Lack of consumer confidence is a serious problem that needs to be addressed as soon as possible. The financial crisis has contributed to the shortage of disposable income. In the financial sector, a statement issued earlier this week states that ‘lack of transparency, low awareness of risks, and poor handling of conflicts of interest have meant that consumers across the EU have been repeatedly sold investment and insurance products that were not right for them’. The report adds that ‘Consumers have had their faith in the financial sector shaken. In addition, existing legislation has not developed fast enough to reflect the growing complexity of financial services’.
The report issued by the European Commission does not single out any particular country. Internal Market and Services Commissioner Michel Barnier said that the financial sector must place consumers at its heart. He also says that those selling products must always be subject to the highest standards. The MFSA’s report on BOV’s handling of the La Valette Property Fund could well be a case study of this report and its conclusions.

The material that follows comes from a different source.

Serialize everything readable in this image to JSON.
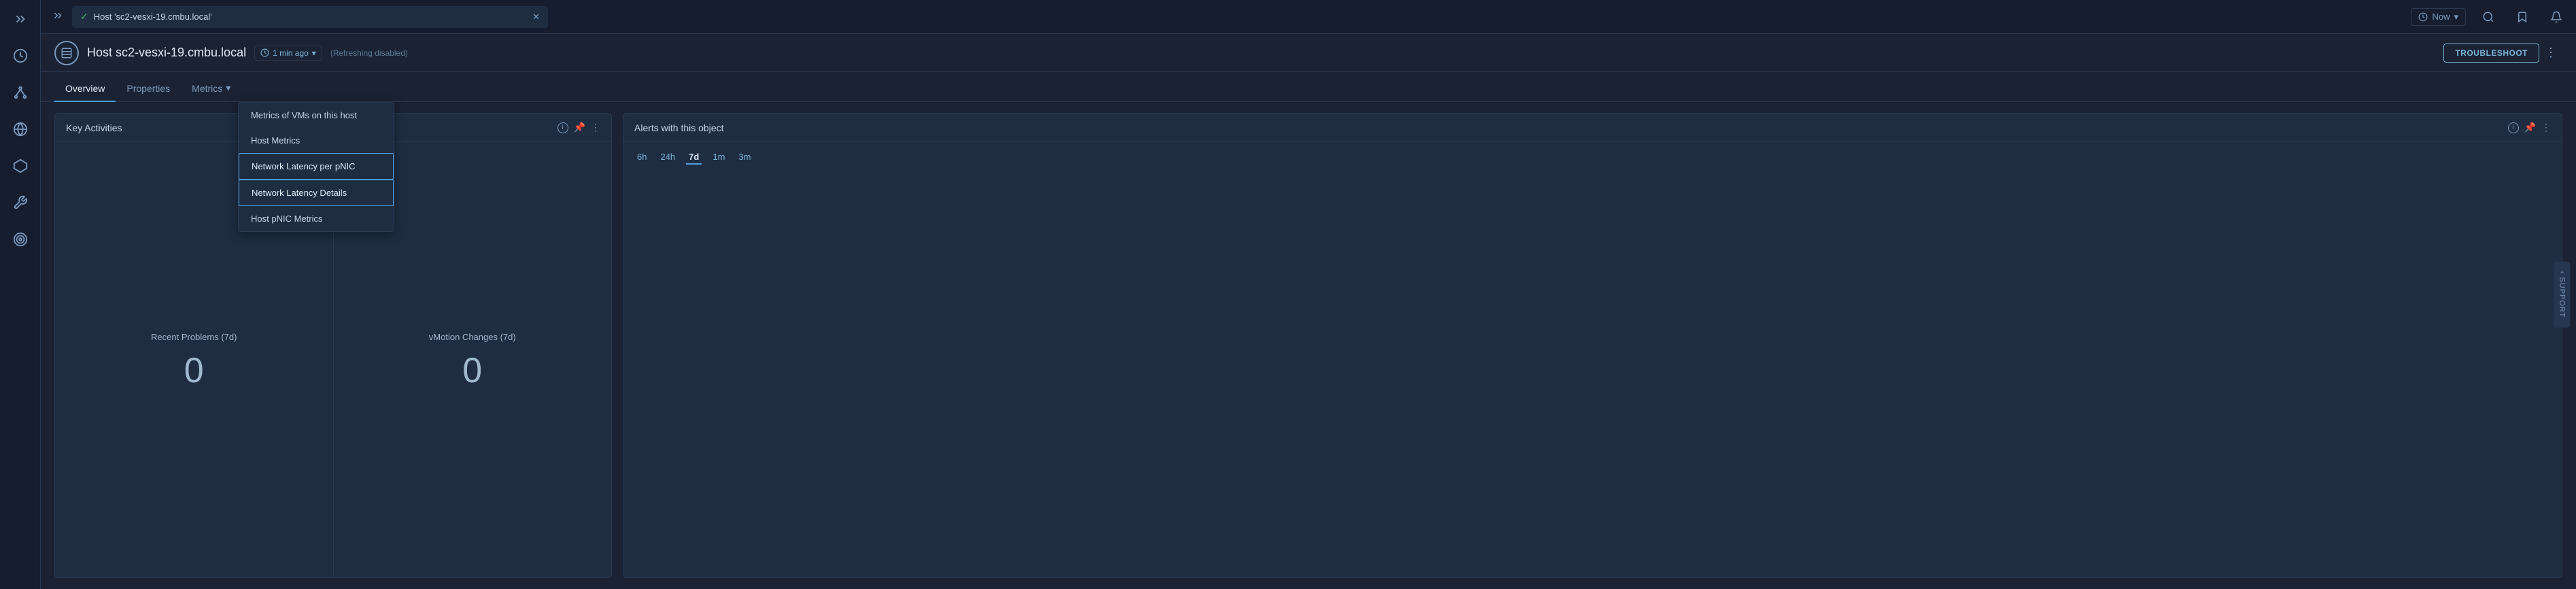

Whereas the European Union felt the need to issue new rules to dismantle the shoddy practices amongst brokers in the financial sector, the authorities in Malta refused to get involved in very similar circumstances. There is also a direct mention of conflict of interests. The new rules are meant to eliminate such a possibility. In Malta, a director of the MMPF, resigned after having been found to have sold shares just before trading was suspended, a clear reference to conflict of interest. Another director who was the bank’s CEO at the time, resigned for personal reasons but after the MFSA report was published. The Chairman of the bank at the time had said that resignation was not on the cards. The Minister of Finance felt that the government should not involve itself in this issue, despite being one of the major shareholders in the Bank. All those involved in the mismanagement of the fund were merely reprimanded and the Bank had to fork out the circa € 750,000 fines, parts of which are obviously at the expense of the Maltese taxpayer. The new rules will regulate against the practices used in Malta by BOV.
The package that the EU commission is adopting will be entirely dedicated to the interests of the consumers. Two of the elements of this package deal directly with what has happened in the BOV MMPF scandal. The Commission's proposal improves the quality of information that is provided to consumers when considering investments. The consequences of taking unexpected risks and facing consequent losses can be devastating for consumers, given that investments often form the backbone of a consumer's life savings. The current EU legislation for investment funds governs collective investments and are valued for their high level of consumer protection. The amendments to this legislation are meant to ensure that duties and liabilities are uniform throughout the EU.
Hopefully, the MFSA will adopt these new directives as soon as possible. The government should also legislate, where necessary, to ensure compliance and accountability. The government cannot abdicate its responsibilities and those that have been found in breach of regulations should bear their respective responsibility. It is unfair to make the country pay for the mistakes of individuals.